The prices of major cryptocurrencies nosedived on Monday after reports emerged that Coinrail – South Korean cryptocurrency exchange – has been hacked. The development has stoked fresh fears about the potential risks associated with trading in cryptocurrencies.
Coinrail did not disclose the exact amount of loss incurred due to last weekend’s hacking, but Bloomberg News claimed that the exchange lost cryptocurrencies of nearly worth $42 billion. The South Korean exchange said it is working with law enforcement authorities and other parties in order to nail down the real culprits.
Prices of bitcoin, ethereum and all other major cryptocurrencies had to take huge brunt due to fallout of Coinrail hacking. Bitcoin’s price tumbled by 13%, ethereum by 12% and ripple crashed by almost 20% during intra-trading.
Analyst claimed that markets reacted sharply to Coinrail hacking incident, since this is a second such incident that has taken place this year. In January, Japanese cryptocurrency exchange Coincheck reported that it lost cryptocurrencies of worth $500 million due to hacking.
The Asian markets also sharply reacted on Monday partly because South Korea is one of the biggest cryptocurrency trading markets and hacking community’s ability to breach into this critical market may have caused investors to raise the red flag.
The prices of most cryptocurrencies have been heading southwards since the beginning of this year, when bitcoin’s price touched record high of $20,000. Today the price of bitcoin is hovering around $6,780.
The massive crash in bitcoin’s price has partly validated the ‘bubble theory’ that most critics had floated last year. However, several supporters of digital coins continue to claim that cryptocurrencies are future of financial trading and digital currencies will continue to dominate the markets.

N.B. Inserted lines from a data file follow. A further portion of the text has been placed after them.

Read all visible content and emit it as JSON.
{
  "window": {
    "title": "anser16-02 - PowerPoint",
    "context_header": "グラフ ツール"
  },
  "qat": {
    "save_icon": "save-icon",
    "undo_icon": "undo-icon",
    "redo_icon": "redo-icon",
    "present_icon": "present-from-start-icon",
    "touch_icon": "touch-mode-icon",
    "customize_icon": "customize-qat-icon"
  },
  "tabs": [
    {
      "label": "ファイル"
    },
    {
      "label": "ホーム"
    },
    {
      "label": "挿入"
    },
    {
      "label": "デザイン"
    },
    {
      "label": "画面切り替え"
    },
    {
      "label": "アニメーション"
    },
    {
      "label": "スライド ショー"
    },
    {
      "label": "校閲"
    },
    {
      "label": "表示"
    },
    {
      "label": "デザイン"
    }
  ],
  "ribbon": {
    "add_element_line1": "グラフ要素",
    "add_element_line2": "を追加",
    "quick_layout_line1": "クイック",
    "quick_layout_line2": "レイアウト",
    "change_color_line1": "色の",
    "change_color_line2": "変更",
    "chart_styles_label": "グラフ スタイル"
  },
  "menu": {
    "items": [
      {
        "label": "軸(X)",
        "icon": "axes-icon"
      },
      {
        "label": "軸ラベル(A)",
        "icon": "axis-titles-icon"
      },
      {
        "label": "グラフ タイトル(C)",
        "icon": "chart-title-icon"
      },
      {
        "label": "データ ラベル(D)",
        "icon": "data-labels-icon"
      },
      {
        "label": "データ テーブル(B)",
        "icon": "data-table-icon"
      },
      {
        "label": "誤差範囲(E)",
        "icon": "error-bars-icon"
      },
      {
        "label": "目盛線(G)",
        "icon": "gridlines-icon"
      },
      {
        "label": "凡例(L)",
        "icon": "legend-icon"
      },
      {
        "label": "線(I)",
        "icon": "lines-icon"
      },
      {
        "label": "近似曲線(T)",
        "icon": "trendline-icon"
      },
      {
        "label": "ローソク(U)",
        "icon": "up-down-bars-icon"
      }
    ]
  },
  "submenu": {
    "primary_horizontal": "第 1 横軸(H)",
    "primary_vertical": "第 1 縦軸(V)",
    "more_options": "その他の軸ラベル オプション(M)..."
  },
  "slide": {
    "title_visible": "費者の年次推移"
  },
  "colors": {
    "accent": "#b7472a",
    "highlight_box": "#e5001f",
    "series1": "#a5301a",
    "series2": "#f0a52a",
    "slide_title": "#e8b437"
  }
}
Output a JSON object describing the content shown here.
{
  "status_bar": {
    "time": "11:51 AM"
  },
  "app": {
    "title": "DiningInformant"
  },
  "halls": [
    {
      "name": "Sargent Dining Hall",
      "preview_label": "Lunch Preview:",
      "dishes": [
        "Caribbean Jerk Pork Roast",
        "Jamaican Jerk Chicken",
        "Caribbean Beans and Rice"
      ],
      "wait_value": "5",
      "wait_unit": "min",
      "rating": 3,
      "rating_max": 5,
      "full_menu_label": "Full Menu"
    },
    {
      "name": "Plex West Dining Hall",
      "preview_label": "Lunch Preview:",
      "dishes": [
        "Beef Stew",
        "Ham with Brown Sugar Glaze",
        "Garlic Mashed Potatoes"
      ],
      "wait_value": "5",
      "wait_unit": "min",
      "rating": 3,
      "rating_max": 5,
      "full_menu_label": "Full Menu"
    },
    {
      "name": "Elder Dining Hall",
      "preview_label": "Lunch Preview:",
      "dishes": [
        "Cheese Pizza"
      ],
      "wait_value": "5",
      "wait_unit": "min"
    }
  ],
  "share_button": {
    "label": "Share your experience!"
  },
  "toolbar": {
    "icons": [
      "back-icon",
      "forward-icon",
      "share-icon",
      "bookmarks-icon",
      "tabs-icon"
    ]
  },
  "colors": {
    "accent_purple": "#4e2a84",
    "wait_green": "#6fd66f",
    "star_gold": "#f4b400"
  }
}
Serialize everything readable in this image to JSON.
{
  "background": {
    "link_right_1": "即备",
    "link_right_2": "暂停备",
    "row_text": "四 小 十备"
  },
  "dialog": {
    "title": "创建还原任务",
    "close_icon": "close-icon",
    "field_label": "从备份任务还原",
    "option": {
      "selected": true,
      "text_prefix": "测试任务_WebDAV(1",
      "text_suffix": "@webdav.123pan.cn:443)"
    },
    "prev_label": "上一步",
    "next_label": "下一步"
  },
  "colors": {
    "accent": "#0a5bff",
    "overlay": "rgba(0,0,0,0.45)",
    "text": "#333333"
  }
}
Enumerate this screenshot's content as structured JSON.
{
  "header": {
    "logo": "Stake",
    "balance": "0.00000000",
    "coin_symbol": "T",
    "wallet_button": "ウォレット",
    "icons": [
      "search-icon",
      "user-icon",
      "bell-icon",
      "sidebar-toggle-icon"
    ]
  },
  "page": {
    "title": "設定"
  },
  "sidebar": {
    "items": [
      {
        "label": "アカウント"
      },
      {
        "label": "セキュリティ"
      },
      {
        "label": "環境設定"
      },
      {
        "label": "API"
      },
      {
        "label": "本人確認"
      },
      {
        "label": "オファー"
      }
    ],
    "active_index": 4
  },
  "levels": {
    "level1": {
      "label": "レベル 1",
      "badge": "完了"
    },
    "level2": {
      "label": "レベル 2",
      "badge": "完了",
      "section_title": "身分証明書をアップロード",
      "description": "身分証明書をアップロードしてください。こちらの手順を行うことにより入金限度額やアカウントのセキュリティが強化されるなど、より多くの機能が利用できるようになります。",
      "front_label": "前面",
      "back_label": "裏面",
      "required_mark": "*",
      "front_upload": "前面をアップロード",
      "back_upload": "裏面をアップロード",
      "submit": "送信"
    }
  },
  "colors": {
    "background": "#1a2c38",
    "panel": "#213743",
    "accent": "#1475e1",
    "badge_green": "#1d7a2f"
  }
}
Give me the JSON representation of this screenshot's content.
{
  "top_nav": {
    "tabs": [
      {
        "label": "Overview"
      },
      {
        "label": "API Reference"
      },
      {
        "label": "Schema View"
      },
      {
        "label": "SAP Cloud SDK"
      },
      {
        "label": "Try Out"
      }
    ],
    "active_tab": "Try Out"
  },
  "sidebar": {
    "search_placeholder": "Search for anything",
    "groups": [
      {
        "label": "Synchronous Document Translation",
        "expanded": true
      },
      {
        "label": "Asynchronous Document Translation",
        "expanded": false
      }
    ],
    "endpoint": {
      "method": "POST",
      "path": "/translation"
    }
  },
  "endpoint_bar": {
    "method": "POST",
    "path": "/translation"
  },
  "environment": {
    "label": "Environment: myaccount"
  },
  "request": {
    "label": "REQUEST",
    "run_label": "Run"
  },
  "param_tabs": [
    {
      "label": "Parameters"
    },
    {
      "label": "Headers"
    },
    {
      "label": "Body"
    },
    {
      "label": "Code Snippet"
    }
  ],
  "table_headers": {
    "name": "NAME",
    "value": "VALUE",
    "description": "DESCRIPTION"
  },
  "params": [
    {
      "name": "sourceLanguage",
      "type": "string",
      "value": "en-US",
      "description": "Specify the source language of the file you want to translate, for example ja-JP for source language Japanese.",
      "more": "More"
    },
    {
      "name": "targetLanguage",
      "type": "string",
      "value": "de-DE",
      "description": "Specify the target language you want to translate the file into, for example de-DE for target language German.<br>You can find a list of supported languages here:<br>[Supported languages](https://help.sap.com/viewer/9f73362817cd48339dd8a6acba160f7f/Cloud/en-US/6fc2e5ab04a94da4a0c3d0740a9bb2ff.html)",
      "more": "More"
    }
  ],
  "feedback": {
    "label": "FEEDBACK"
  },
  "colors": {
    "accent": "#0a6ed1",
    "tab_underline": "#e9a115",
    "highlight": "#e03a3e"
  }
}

But such predictions haven’t really gone done too well with governments and agencies as they continue to clamp down on cryptocurrencies.